However, in the focus groups, few people said they actively sought out Australian-made products. Younger participants especially felt such buying decisions made little sense in a globalised, multicultural world.
And half (52%) of Australians hold a pessimistic view of the global competitiveness of manufacturing in Australia, with a larger majority (64%) believing manufacturing will decline in importance to the Australian economy in the future.
The survey part of the report does not cover government support for manufacturing. But it was an issue raised in the focus groups.
While some participants said preserving things like car manufacturing in Australia was important because of the related component industries, this view was not widely shared, the report states.
Instead, most participants were concerned the government was wasting its money propping up inefficient companies.
In the words of one participant: “I don’t think they should’ve put all those billions of dollars [into keeping] Ford and Holden going.

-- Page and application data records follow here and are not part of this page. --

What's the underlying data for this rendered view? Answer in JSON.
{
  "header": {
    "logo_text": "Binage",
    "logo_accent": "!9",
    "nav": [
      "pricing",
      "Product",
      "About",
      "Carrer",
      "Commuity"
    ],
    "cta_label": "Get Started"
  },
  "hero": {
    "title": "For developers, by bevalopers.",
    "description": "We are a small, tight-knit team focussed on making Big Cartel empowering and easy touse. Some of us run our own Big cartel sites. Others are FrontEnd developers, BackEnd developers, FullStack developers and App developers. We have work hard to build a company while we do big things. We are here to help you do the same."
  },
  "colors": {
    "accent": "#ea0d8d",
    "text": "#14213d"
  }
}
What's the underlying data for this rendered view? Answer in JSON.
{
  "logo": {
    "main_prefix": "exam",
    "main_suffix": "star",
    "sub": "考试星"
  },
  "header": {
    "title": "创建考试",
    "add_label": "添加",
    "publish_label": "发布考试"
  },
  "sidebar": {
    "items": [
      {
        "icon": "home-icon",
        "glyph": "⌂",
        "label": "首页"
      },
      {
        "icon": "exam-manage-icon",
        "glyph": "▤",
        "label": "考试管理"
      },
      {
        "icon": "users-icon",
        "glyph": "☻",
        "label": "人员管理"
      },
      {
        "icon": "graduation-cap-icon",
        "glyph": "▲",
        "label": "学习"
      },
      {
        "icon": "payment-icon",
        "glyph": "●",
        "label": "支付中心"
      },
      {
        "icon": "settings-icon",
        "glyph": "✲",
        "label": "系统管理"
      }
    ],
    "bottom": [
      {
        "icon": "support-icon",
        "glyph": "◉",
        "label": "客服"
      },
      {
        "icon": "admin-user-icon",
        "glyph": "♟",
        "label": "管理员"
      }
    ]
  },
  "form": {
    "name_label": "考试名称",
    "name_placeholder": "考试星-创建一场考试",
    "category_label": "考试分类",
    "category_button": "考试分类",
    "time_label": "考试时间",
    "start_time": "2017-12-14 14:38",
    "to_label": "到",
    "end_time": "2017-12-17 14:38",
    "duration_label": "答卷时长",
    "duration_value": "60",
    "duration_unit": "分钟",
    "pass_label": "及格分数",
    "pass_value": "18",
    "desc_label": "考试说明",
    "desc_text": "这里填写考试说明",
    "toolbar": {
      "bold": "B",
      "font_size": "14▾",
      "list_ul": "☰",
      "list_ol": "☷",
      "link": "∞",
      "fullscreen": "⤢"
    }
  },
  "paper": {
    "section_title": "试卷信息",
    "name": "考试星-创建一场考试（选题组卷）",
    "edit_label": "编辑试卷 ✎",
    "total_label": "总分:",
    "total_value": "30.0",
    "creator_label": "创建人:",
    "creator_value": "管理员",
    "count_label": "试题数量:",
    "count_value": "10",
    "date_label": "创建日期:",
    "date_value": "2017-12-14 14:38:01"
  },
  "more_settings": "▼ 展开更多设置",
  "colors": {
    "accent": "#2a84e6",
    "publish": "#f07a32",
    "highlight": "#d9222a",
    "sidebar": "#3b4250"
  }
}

Our future is something that’s high tech…like medical equipment or an ear implant.”